(Source data)

################

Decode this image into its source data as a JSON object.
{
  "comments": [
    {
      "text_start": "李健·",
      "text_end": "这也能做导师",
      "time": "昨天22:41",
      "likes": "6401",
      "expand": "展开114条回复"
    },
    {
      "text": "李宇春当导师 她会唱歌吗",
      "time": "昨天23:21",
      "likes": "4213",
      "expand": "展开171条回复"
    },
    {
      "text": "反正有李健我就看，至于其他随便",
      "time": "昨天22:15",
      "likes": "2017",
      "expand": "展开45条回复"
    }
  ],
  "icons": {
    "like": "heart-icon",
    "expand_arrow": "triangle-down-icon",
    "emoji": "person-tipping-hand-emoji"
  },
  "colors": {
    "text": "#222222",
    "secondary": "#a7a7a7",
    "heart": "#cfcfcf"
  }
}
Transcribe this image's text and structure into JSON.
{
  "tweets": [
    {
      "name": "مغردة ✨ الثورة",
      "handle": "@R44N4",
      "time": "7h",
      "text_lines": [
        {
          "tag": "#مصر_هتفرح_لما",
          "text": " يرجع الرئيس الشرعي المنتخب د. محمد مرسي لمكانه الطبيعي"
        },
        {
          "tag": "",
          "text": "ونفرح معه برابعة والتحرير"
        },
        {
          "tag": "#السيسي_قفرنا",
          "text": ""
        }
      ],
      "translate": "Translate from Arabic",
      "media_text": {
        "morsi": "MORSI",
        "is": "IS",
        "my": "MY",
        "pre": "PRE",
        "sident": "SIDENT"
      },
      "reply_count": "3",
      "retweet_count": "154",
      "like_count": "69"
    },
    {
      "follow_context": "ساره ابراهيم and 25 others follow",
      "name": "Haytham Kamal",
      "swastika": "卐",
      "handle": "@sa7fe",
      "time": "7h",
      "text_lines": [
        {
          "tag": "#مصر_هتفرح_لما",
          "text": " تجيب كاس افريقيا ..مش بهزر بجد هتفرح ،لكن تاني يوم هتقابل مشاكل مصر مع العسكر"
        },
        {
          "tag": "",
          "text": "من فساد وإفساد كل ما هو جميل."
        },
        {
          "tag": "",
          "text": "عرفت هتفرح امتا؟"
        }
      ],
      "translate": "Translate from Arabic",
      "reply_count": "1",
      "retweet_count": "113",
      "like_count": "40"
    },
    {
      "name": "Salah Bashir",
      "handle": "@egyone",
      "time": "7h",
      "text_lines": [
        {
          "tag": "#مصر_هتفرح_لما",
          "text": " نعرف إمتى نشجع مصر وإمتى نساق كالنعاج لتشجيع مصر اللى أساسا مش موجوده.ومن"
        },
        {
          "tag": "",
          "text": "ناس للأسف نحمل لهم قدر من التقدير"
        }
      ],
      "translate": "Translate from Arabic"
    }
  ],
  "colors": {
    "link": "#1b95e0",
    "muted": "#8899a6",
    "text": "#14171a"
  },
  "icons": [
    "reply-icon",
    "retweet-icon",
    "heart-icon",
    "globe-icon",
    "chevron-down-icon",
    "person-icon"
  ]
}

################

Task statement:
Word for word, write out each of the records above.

Problem solution:
Decode this image into its source data as a JSON object.
{
  "comments": [
    {
      "text_start": "李健·",
      "text_end": "这也能做导师",
      "time": "昨天22:41",
      "likes": "6401",
      "expand": "展开114条回复"
    },
    {
      "text": "李宇春当导师 她会唱歌吗",
      "time": "昨天23:21",
      "likes": "4213",
      "expand": "展开171条回复"
    },
    {
      "text": "反正有李健我就看，至于其他随便",
      "time": "昨天22:15",
      "likes": "2017",
      "expand": "展开45条回复"
    }
  ],
  "icons": {
    "like": "heart-icon",
    "expand_arrow": "triangle-down-icon",
    "emoji": "person-tipping-hand-emoji"
  },
  "colors": {
    "text": "#222222",
    "secondary": "#a7a7a7",
    "heart": "#cfcfcf"
  }
}
Transcribe this image's text and structure into JSON.
{
  "tweets": [
    {
      "name": "مغردة ✨ الثورة",
      "handle": "@R44N4",
      "time": "7h",
      "text_lines": [
        {
          "tag": "#مصر_هتفرح_لما",
          "text": " يرجع الرئيس الشرعي المنتخب د. محمد مرسي لمكانه الطبيعي"
        },
        {
          "tag": "",
          "text": "ونفرح معه برابعة والتحرير"
        },
        {
          "tag": "#السيسي_قفرنا",
          "text": ""
        }
      ],
      "translate": "Translate from Arabic",
      "media_text": {
        "morsi": "MORSI",
        "is": "IS",
        "my": "MY",
        "pre": "PRE",
        "sident": "SIDENT"
      },
      "reply_count": "3",
      "retweet_count": "154",
      "like_count": "69"
    },
    {
      "follow_context": "ساره ابراهيم and 25 others follow",
      "name": "Haytham Kamal",
      "swastika": "卐",
      "handle": "@sa7fe",
      "time": "7h",
      "text_lines": [
        {
          "tag": "#مصر_هتفرح_لما",
          "text": " تجيب كاس افريقيا ..مش بهزر بجد هتفرح ،لكن تاني يوم هتقابل مشاكل مصر مع العسكر"
        },
        {
          "tag": "",
          "text": "من فساد وإفساد كل ما هو جميل."
        },
        {
          "tag": "",
          "text": "عرفت هتفرح امتا؟"
        }
      ],
      "translate": "Translate from Arabic",
      "reply_count": "1",
      "retweet_count": "113",
      "like_count": "40"
    },
    {
      "name": "Salah Bashir",
      "handle": "@egyone",
      "time": "7h",
      "text_lines": [
        {
          "tag": "#مصر_هتفرح_لما",
          "text": " نعرف إمتى نشجع مصر وإمتى نساق كالنعاج لتشجيع مصر اللى أساسا مش موجوده.ومن"
        },
        {
          "tag": "",
          "text": "ناس للأسف نحمل لهم قدر من التقدير"
        }
      ],
      "translate": "Translate from Arabic"
    }
  ],
  "colors": {
    "link": "#1b95e0",
    "muted": "#8899a6",
    "text": "#14171a"
  },
  "icons": [
    "reply-icon",
    "retweet-icon",
    "heart-icon",
    "globe-icon",
    "chevron-down-icon",
    "person-icon"
  ]
}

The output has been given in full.